Jordan Son of Mars Low History
At a young age, for many of the world’s top basketball players today, owning a pair of the Nike’s Air Jordan shoes is like the Holy Grail of their early hoop life. Air Jordan and its equally recognizable Jumpman logo, a silhouette of the NBA legend Michael Jordan performing a slam dunk, is the ultimate game accessory on and off the court.
Before the world took notice of this ultimate basketball shoe, and the numerous models of the Air Jordan that followed, the footwear which is worn by the greatest player of his generation, was initially banned.
While many sneaker fans might argue that it wasn’t the Air Jordan I but the prototype of the Nike Airship that was banned by the NBA, the mere fact that it created a buzz meant something to its parent company Nike.
Air Jordan and Sneaker Culture
The huge following of the Nike’s Air Jordan shoes started a whole new basketball sneaker culture and is enough reason for the sub-brand of the retail shoe giant to capture a sizeable chunk of the basketball footwear market. To be part of the so-called ‘in’ crowd then, most basketball players would practically save every penny for a pair as everyone in the world would have like to experience to be just like Mike.
The Air Jordan brand started in 1984. The Air Jordan I was first customized for ‘His Airness’ by designers Peter Moore, Tinker Hatfield, and Bruce Kilgore.
Nike took a gamble in signing then NBA rookie Michael Jordan into a five-year endorsement worth $2.5 million (including royalties). Creating the first Air Jordan prototype started in 1984 with Jordan already testing out the Nike Airship on the court. Peter Moore also led the design team behind the black and red colorway in the first release.
The design involves a familiar Nike Swoosh logo which was no longer featured in succeeding designs of Air Jordan. This initial release of the shoe, priced at $65, also highlighted the iconic Wings logo, composed of a basketball with wings on both sides and an Air Jordan print above the ball. The OG Air Jordan I design is comprised mostly of leather overlays on the upper giving the shoe durability on the court and a perforated toe box giving the needed ventilation.

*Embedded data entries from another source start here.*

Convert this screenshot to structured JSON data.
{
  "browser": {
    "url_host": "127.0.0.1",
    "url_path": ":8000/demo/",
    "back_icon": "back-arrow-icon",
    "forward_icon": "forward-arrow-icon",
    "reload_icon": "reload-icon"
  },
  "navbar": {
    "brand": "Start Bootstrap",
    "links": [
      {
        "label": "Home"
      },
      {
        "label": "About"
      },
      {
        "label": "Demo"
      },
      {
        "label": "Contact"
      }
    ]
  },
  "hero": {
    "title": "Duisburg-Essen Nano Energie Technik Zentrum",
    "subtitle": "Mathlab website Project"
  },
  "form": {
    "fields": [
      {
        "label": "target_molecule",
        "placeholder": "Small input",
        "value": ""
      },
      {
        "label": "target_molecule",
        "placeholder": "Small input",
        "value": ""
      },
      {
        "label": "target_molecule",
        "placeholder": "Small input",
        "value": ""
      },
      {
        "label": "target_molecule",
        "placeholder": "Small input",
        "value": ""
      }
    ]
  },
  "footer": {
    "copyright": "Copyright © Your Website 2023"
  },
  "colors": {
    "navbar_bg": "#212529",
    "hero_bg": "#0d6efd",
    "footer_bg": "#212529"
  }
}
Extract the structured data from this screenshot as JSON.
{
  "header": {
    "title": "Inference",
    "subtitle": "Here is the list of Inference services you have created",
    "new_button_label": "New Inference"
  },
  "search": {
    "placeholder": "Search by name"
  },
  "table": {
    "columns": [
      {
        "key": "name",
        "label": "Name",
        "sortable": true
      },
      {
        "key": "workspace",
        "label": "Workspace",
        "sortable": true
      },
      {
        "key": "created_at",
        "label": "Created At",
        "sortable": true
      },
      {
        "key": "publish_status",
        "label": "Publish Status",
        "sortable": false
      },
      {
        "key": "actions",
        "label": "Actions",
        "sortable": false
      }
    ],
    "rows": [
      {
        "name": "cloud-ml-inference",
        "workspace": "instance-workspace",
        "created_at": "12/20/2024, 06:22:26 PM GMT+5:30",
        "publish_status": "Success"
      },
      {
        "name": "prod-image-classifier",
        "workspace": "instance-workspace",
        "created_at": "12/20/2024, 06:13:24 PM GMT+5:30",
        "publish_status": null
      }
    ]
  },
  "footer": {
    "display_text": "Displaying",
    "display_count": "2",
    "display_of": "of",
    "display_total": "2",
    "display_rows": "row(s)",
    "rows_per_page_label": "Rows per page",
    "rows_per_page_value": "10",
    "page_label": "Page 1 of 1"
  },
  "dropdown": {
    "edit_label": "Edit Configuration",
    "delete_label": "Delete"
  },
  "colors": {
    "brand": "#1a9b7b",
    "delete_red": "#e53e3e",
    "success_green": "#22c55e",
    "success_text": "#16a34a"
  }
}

It was interesting to note that Michael Jordan was fined $5,000 every time he wears the controversial shoe and Nike footing the bill. Then NBA commissioner David Stern had forbidden Jordan from wearing the Jordans for having very little white color on them.
The banning of the shoe, however, proved to be an opportunity rather than a setback for Nike. The shoe business giant used this to capitalize on the controversy by claiming on their promotional advertisements that the shoe gives an improved performance on the court.
The Air Jordan I versions that followed that same year, meantime, had to comply with the NBA rules eventually and released the Chicago and Black Toe colorways which had a majority white color in them. The Air Jordan I was marketed around 1985 to 1986, and then retro releases and collaborations came out soon after making Air Jordan a brand to reckon with in the basketball sneaker arena.
Son of Mars Design Inspirations
Despite the release of bestselling Air Jordan shoes almost year after year, there are Jordan shoe models that are neither retro nor collaboration. These are the hybrid kicks like the Jordan Son of Mars Low.
The uniquely styled Jordan Son of Mars Low sneaker combines features like the elephant print and accent of the Air Jordan III, the upper of the Air Jordan VI, the midsole of the Air Jordan IV, and the tongue silhouette of the Air Jordan V.
The hybrid Son of Mars sneaker is also patterned after the Spizike, a hybrid classic inspired by all Jordan shoes made in collaboration and associated with director Spike Lee.
The Jordan Spizike sneaker was created as homage to Spike Lee and his unforgettable Mars Blackmon character that helped popularize the Air Jordan line. The name Spizike, a combination of Spike (Lee) and Mike (Michael Jordan), combines details from the Air Jordan III, IV, V, VI, and XX.
Taking from the success of the Spizike, the Jordan Son of Mars Low was first released in 2013 in several colors until 2015. To date, its most famous colorways include the Jordan Son of Mars Low Black/Cement, Jordan Son of Mars Low White Cement, Jordan Son of Mars Low Hot Lava, Jordan Son of Mars Low Hornet, Jordan Son of Mars Low Grape Ice, Jordan Son of Mars Low Pro Stars, and Jordan Son of Mars Low Tour Yellow.
Jordan ’s retro Son of Mars Low colors were also significant income-generating endeavors for footwear resellers. Anticipation from sneaker fans would always be high every time a Jordan Son of Mars release date for a specific colorway is announced. This clamor for new colorways only signifies that the well-loved shoe will continue to remain a favorite casual basketball-inspired kick for many years to come.